- [Exercise goal]: Below is a block of entries; repeat all of it exactly but omit the pictures.

- [Records supplied]:
···

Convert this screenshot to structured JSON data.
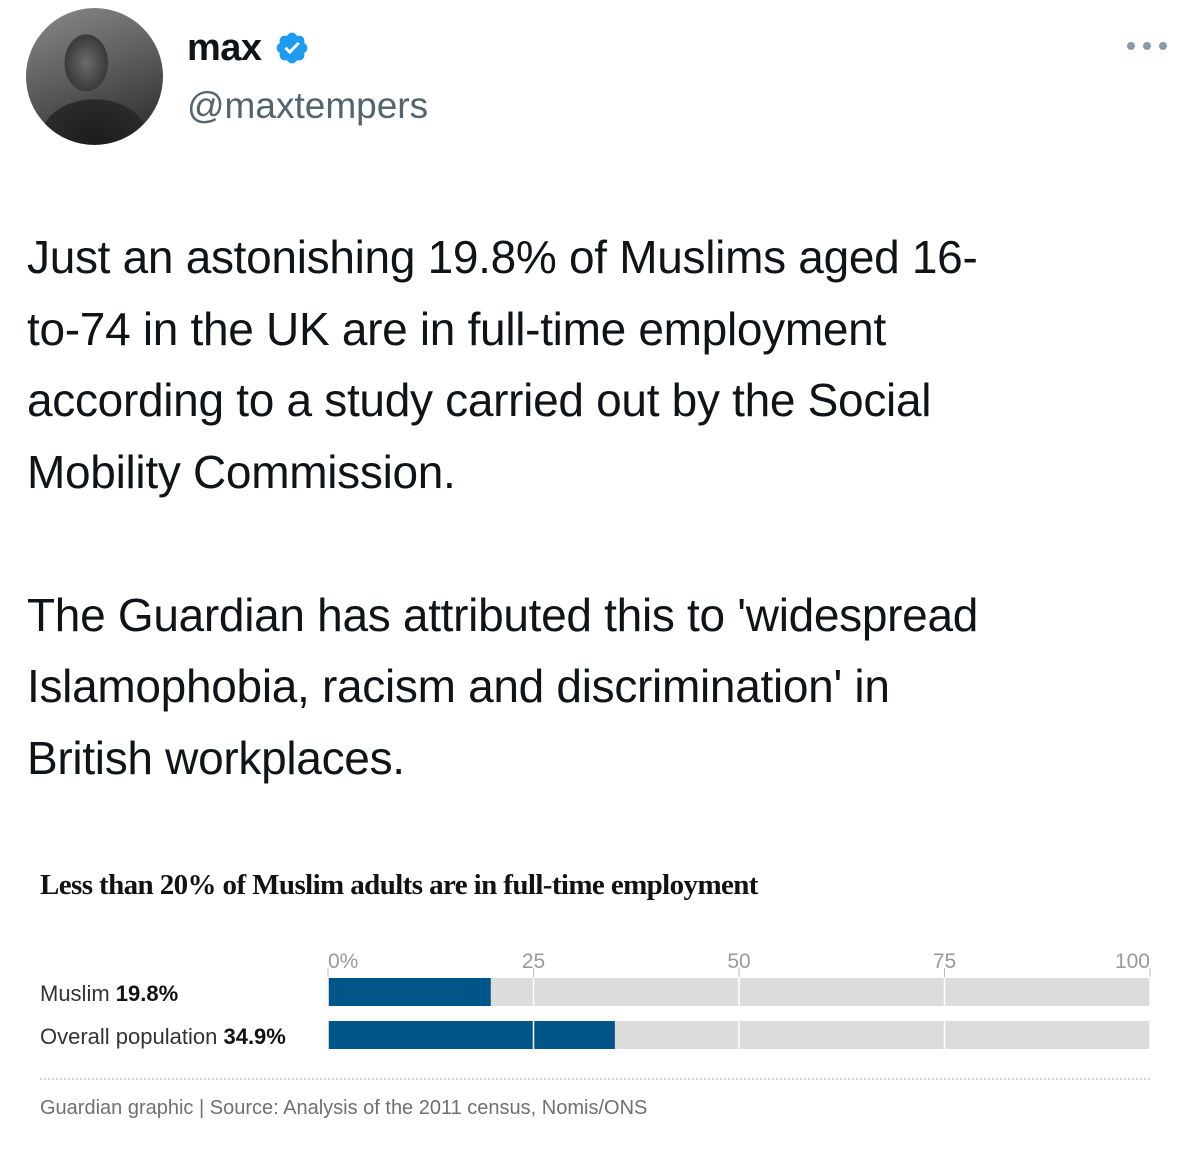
{
  "author": {
    "name": "max",
    "handle": "@maxtempers",
    "verified": true,
    "badge_color": "#1d9bf0"
  },
  "tweet": {
    "text": "Just an astonishing 19.8% of Muslims aged 16-\nto-74 in the UK are in full-time employment\naccording to a study carried out by the Social\nMobility Commission.\n\nThe Guardian has attributed this to 'widespread\nIslamophobia, racism and discrimination' in\nBritish workplaces."
  },
  "icons": {
    "more": "more-options-icon",
    "verified": "verified-badge-icon"
  },
  "chart_data": {
    "type": "bar",
    "orientation": "horizontal",
    "title": "Less than 20% of Muslim adults are in full-time employment",
    "categories": [
      "Muslim",
      "Overall population"
    ],
    "value_labels": [
      "19.8%",
      "34.9%"
    ],
    "values": [
      19.8,
      34.9
    ],
    "xlim": [
      0,
      100
    ],
    "ticks": [
      "0%",
      "25",
      "50",
      "75",
      "100"
    ],
    "tick_values": [
      0,
      25,
      50,
      75,
      100
    ],
    "grid": true,
    "bar_color": "#005689",
    "track_color": "#dcdcdc",
    "source": "Guardian graphic | Source: Analysis of the 2011 census, Nomis/ONS"
  }
}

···

- [Solution to this exercise]:
Convert this screenshot to structured JSON data.
{
  "author": {
    "name": "max",
    "handle": "@maxtempers",
    "verified": true,
    "badge_color": "#1d9bf0"
  },
  "tweet": {
    "text": "Just an astonishing 19.8% of Muslims aged 16-\nto-74 in the UK are in full-time employment\naccording to a study carried out by the Social\nMobility Commission.\n\nThe Guardian has attributed this to 'widespread\nIslamophobia, racism and discrimination' in\nBritish workplaces."
  },
  "icons": {
    "more": "more-options-icon",
    "verified": "verified-badge-icon"
  },
  "chart_data": {
    "type": "bar",
    "orientation": "horizontal",
    "title": "Less than 20% of Muslim adults are in full-time employment",
    "categories": [
      "Muslim",
      "Overall population"
    ],
    "value_labels": [
      "19.8%",
      "34.9%"
    ],
    "values": [
      19.8,
      34.9
    ],
    "xlim": [
      0,
      100
    ],
    "ticks": [
      "0%",
      "25",
      "50",
      "75",
      "100"
    ],
    "tick_values": [
      0,
      25,
      50,
      75,
      100
    ],
    "grid": true,
    "bar_color": "#005689",
    "track_color": "#dcdcdc",
    "source": "Guardian graphic | Source: Analysis of the 2011 census, Nomis/ONS"
  }
}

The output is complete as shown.